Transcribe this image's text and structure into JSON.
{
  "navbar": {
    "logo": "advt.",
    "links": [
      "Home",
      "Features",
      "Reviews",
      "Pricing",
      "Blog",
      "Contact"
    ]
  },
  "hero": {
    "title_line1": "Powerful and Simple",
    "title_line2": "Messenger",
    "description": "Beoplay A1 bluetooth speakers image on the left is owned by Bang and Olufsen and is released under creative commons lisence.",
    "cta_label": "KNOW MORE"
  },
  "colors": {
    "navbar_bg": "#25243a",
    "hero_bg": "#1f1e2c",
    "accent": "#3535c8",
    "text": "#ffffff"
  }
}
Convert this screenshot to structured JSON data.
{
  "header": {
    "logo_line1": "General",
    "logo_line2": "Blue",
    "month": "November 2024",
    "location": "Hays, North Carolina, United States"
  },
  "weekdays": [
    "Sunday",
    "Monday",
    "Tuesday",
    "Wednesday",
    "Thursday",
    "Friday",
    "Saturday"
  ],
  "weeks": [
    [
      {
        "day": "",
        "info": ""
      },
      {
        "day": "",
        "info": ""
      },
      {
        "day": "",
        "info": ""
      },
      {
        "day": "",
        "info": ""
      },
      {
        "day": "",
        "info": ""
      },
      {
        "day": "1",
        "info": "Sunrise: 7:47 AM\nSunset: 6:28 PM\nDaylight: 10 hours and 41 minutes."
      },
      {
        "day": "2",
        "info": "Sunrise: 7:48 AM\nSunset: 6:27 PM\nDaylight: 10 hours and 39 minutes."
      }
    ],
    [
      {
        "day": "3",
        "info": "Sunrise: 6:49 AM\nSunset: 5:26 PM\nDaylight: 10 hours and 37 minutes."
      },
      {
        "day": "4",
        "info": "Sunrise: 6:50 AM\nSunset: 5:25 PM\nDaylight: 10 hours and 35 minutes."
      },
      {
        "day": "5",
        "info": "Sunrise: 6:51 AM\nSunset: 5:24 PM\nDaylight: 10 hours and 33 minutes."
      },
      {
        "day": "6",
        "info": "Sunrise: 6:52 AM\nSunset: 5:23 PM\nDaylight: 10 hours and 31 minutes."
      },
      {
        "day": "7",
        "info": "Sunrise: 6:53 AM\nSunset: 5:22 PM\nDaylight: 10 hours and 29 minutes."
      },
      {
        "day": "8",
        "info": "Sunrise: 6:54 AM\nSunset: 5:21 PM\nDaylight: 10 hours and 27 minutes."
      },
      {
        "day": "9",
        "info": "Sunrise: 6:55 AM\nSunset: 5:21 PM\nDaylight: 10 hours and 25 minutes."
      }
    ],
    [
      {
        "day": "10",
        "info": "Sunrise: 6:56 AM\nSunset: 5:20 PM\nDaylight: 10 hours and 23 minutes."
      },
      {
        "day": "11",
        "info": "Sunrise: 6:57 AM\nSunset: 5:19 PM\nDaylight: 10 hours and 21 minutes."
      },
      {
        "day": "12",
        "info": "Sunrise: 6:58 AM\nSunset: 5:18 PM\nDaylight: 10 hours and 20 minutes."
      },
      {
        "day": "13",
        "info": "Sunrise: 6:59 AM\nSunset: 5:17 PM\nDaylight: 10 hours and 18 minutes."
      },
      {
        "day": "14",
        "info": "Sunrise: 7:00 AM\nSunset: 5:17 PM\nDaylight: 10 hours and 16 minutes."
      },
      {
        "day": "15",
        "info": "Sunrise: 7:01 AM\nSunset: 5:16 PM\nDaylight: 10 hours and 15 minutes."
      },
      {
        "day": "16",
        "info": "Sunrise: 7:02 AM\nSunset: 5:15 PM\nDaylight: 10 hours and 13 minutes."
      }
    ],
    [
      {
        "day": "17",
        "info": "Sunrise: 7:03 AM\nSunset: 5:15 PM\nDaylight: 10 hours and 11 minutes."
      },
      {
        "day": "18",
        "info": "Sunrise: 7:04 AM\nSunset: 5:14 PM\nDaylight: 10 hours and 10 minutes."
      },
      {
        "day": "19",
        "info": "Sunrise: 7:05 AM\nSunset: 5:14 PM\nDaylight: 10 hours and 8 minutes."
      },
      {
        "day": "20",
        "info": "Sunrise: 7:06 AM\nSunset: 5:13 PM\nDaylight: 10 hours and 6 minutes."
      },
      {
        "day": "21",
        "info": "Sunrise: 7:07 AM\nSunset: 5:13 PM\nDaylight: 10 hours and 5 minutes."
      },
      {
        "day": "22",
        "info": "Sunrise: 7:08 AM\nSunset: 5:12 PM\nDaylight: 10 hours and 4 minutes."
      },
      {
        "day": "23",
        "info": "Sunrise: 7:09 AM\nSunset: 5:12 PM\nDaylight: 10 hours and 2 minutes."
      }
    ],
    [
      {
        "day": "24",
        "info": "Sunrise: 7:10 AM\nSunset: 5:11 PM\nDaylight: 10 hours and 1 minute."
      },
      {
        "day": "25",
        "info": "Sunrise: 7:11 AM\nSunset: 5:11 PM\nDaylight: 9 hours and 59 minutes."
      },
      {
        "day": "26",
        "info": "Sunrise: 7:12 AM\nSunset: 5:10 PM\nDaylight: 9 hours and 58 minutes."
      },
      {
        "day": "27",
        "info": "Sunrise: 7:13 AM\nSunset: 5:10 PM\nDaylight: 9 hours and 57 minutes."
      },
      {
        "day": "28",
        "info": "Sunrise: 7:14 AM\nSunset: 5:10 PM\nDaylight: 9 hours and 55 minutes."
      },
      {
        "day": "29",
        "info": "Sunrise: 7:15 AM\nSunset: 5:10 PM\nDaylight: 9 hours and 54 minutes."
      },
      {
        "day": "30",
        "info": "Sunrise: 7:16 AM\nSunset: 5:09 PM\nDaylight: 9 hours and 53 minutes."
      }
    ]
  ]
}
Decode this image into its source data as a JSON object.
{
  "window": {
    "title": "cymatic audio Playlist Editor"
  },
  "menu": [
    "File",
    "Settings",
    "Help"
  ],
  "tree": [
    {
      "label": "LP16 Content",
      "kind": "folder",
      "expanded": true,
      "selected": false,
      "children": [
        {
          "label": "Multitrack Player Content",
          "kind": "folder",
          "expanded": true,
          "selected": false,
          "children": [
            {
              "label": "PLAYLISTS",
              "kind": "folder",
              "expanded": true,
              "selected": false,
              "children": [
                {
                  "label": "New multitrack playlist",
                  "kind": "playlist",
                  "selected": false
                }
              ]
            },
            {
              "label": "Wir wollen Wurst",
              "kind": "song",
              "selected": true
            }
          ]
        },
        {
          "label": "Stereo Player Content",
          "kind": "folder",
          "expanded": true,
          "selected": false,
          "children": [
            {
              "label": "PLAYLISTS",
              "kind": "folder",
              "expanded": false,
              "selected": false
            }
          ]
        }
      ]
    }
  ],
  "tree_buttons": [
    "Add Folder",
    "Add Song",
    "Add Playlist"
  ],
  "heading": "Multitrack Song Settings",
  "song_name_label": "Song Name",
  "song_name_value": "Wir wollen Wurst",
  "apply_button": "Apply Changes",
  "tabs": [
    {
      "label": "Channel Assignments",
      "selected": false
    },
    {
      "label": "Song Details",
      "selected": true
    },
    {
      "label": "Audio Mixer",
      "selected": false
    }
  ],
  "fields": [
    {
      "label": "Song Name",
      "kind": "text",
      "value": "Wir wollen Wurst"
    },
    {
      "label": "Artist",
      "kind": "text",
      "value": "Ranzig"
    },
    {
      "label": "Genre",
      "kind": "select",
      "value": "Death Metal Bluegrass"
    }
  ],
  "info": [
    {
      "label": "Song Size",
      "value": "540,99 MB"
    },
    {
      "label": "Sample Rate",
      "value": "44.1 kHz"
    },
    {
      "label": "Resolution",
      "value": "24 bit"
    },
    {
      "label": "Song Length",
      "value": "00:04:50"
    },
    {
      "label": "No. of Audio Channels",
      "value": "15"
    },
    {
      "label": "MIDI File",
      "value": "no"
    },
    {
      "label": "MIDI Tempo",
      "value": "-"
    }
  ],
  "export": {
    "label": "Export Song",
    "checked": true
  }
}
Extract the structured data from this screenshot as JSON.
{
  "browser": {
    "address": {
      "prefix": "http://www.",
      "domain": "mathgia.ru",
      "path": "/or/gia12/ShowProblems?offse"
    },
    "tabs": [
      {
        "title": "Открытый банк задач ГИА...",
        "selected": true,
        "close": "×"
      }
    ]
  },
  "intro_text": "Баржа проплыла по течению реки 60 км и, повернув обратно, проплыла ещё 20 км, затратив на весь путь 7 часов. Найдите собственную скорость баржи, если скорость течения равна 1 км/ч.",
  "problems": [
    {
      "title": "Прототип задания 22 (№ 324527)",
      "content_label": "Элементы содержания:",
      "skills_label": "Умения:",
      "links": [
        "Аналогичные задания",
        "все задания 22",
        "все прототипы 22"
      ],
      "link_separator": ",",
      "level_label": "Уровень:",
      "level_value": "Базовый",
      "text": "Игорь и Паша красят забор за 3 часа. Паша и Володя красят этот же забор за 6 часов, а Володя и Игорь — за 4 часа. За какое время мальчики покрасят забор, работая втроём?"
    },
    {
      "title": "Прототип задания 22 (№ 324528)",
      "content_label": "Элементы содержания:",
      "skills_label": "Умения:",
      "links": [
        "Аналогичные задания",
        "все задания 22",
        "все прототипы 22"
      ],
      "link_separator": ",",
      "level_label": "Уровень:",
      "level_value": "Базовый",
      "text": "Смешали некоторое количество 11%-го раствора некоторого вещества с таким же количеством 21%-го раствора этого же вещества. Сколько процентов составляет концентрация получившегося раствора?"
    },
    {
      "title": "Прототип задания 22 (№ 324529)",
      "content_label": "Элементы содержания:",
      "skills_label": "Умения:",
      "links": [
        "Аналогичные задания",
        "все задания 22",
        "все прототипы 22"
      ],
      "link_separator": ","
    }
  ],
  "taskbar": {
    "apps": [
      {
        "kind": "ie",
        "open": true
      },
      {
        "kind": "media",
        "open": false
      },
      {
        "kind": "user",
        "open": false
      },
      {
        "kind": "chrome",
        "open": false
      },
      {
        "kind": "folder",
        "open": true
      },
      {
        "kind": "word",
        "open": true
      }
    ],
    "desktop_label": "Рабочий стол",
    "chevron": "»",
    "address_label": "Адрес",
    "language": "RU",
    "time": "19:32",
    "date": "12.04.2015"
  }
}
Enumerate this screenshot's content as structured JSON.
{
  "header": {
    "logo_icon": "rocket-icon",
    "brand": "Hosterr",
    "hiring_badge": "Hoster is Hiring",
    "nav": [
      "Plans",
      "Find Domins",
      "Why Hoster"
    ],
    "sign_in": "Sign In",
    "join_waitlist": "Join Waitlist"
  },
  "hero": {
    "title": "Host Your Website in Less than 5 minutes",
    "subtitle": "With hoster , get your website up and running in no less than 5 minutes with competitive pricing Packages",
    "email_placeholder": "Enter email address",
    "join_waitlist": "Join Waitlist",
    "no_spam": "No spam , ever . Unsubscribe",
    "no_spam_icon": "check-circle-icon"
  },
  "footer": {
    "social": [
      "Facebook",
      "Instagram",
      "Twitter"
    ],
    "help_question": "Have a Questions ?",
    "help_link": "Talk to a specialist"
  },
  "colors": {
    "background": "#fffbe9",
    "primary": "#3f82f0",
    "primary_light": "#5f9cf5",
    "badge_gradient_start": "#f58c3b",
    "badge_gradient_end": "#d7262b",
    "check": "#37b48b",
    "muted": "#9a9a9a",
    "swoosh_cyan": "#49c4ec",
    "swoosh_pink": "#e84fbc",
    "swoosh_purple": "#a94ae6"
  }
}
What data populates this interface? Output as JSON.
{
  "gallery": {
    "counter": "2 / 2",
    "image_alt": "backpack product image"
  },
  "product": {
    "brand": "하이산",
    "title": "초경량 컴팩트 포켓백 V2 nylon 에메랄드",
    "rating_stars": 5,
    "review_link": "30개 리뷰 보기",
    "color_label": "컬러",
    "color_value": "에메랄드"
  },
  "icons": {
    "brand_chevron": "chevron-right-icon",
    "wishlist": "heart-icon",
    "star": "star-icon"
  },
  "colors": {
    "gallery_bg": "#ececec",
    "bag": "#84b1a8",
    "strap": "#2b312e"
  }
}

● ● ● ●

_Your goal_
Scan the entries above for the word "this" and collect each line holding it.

_Written response_
Transcribe this image's text and structure into JSON.
Convert this screenshot to structured JSON data.
Decode this image into its source data as a JSON object.
Extract the structured data from this screenshot as JSON.
Enumerate this screenshot's content as structured JSON.
What data populates this interface? Output as JSON.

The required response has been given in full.